** Opening RECORDS SUPPLIED block **
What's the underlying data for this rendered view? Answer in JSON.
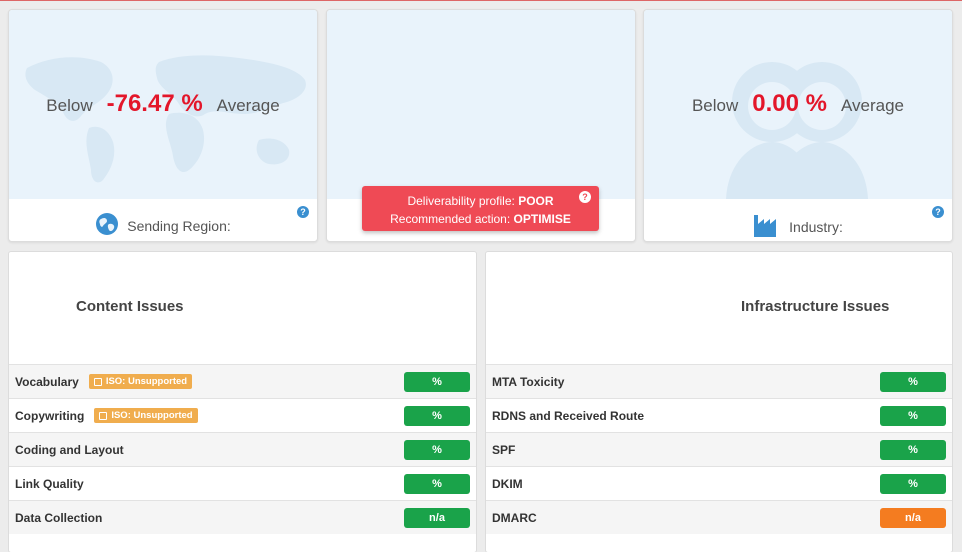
{
  "region_card": {
    "prefix": "Below",
    "value": "-76.47 %",
    "suffix": "Average",
    "label": "Sending Region:",
    "icon": "globe-icon",
    "help": "?"
  },
  "profile_card": {
    "line1_label": "Deliverability profile:",
    "line1_value": "POOR",
    "line2_label": "Recommended action:",
    "line2_value": "OPTIMISE",
    "help": "?"
  },
  "industry_card": {
    "prefix": "Below",
    "value": "0.00 %",
    "suffix": "Average",
    "label": "Industry:",
    "icon": "factory-icon",
    "help": "?"
  },
  "content_issues": {
    "title": "Content Issues",
    "rows": [
      {
        "label": "Vocabulary",
        "badge": "ISO: Unsupported",
        "value": "%",
        "status": "green"
      },
      {
        "label": "Copywriting",
        "badge": "ISO: Unsupported",
        "value": "%",
        "status": "green"
      },
      {
        "label": "Coding and Layout",
        "badge": "",
        "value": "%",
        "status": "green"
      },
      {
        "label": "Link Quality",
        "badge": "",
        "value": "%",
        "status": "green"
      },
      {
        "label": "Data Collection",
        "badge": "",
        "value": "n/a",
        "status": "green"
      }
    ]
  },
  "infrastructure_issues": {
    "title": "Infrastructure Issues",
    "rows": [
      {
        "label": "MTA Toxicity",
        "value": "%",
        "status": "green"
      },
      {
        "label": "RDNS and Received Route",
        "value": "%",
        "status": "green"
      },
      {
        "label": "SPF",
        "value": "%",
        "status": "green"
      },
      {
        "label": "DKIM",
        "value": "%",
        "status": "green"
      },
      {
        "label": "DMARC",
        "value": "n/a",
        "status": "orange"
      }
    ]
  },
  "colors": {
    "green": "#1aa34a",
    "orange": "#f47c20",
    "negative": "#e3162a",
    "alert": "#ef4a55",
    "badge": "#f0ad4e"
  }
}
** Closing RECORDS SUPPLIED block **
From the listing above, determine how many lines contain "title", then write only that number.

2